**WHAT IS REQUIRED:**
Please return the lines of the data that contain "chevron".

**INPUT FOR THIS TASK:**
--

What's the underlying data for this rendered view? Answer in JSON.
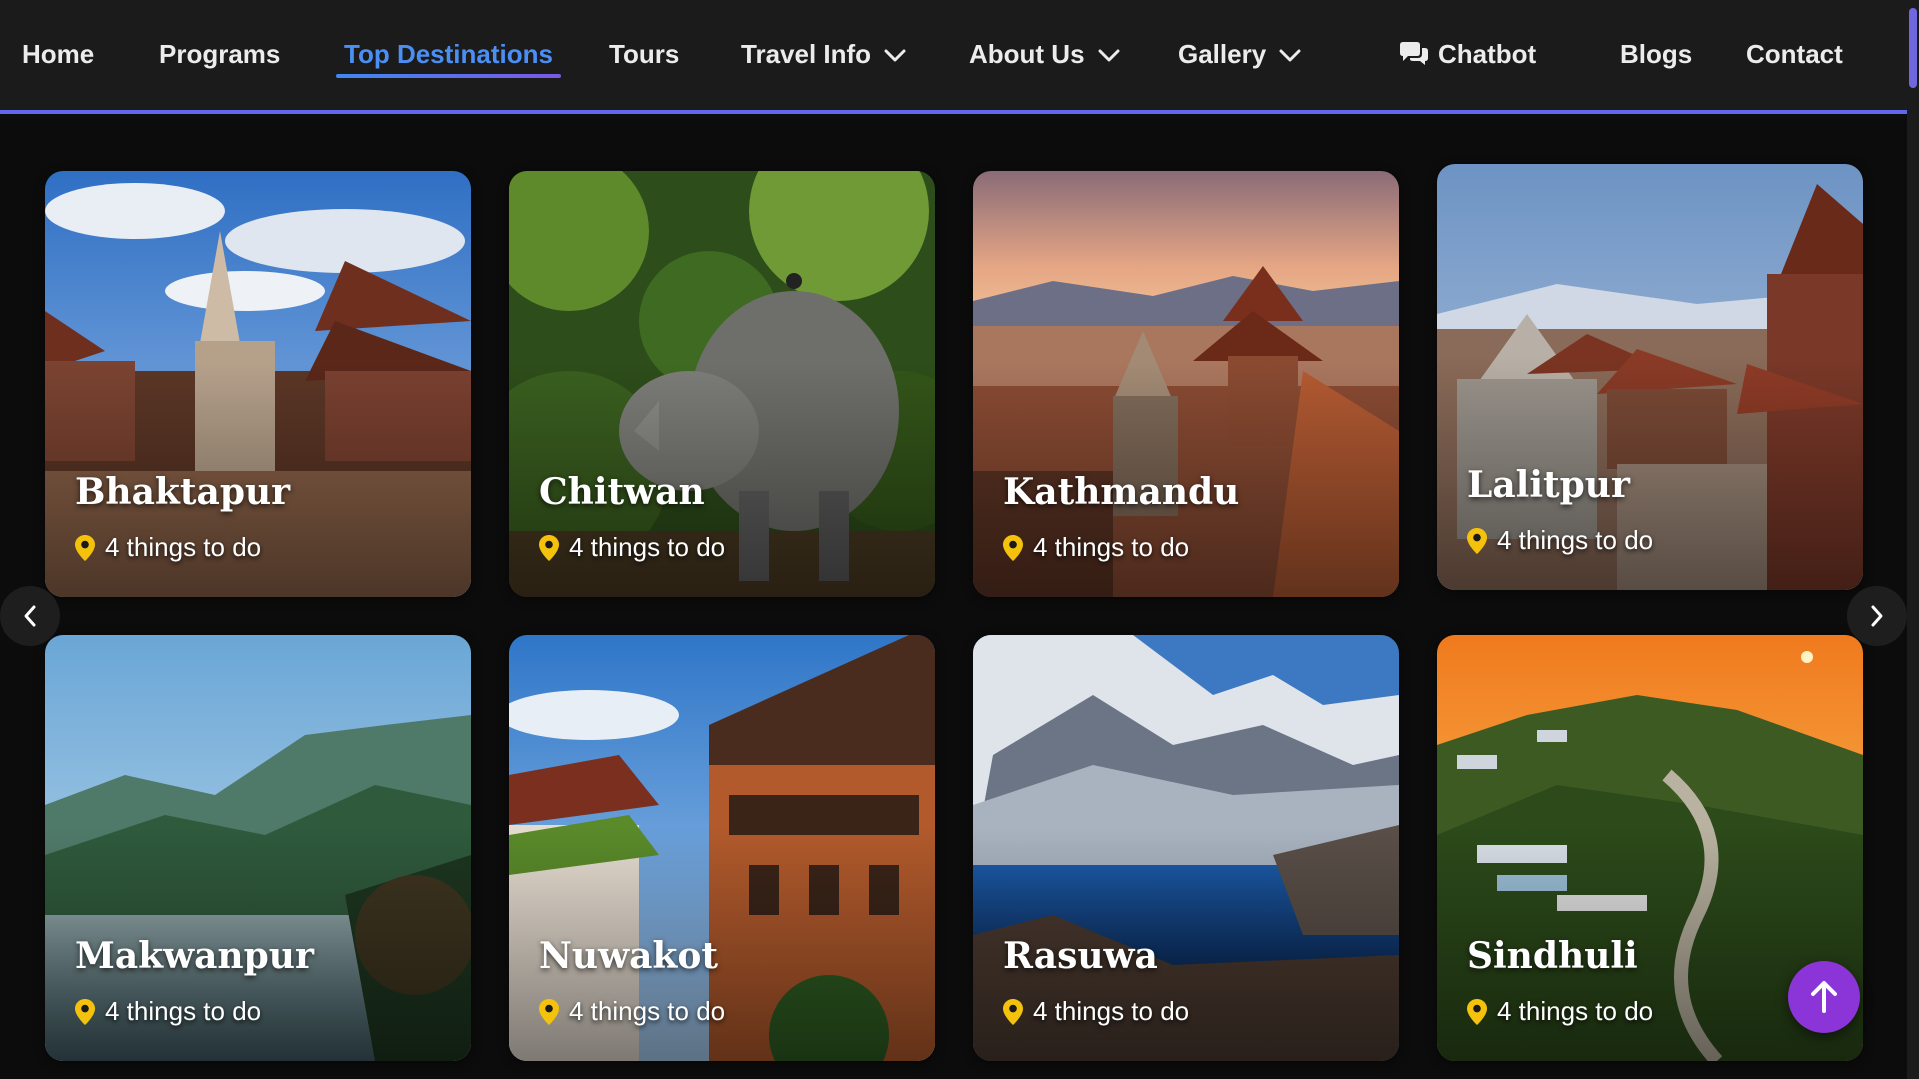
{
  "nav": {
    "home": "Home",
    "programs": "Programs",
    "top_destinations": "Top Destinations",
    "tours": "Tours",
    "travel_info": "Travel Info",
    "about_us": "About Us",
    "gallery": "Gallery",
    "chatbot": "Chatbot",
    "blogs": "Blogs",
    "contact": "Contact",
    "active_item": "Top Destinations"
  },
  "destinations": [
    {
      "name": "Bhaktapur",
      "meta": "4 things to do"
    },
    {
      "name": "Chitwan",
      "meta": "4 things to do"
    },
    {
      "name": "Kathmandu",
      "meta": "4 things to do"
    },
    {
      "name": "Lalitpur",
      "meta": "4 things to do"
    },
    {
      "name": "Makwanpur",
      "meta": "4 things to do"
    },
    {
      "name": "Nuwakot",
      "meta": "4 things to do"
    },
    {
      "name": "Rasuwa",
      "meta": "4 things to do"
    },
    {
      "name": "Sindhuli",
      "meta": "4 things to do"
    }
  ],
  "icons": {
    "dropdown": "chevron-down-icon",
    "chat": "chat-bubbles-icon",
    "location": "location-pin-icon",
    "prev": "chevron-left-icon",
    "next": "chevron-right-icon",
    "scroll_top": "arrow-up-icon"
  },
  "colors": {
    "nav_bg": "#1b1b1b",
    "nav_text": "#ececec",
    "active": "#4b8ff4",
    "nav_border": "#5f68e8",
    "pin": "#f4c20d",
    "scroll_top_bg": "#8b35d9",
    "page_bg": "#0c0c0c"
  }
}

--

**OUTPUT OF THE TASK:**
    "dropdown": "chevron-down-icon",
    "prev": "chevron-left-icon",
    "next": "chevron-right-icon",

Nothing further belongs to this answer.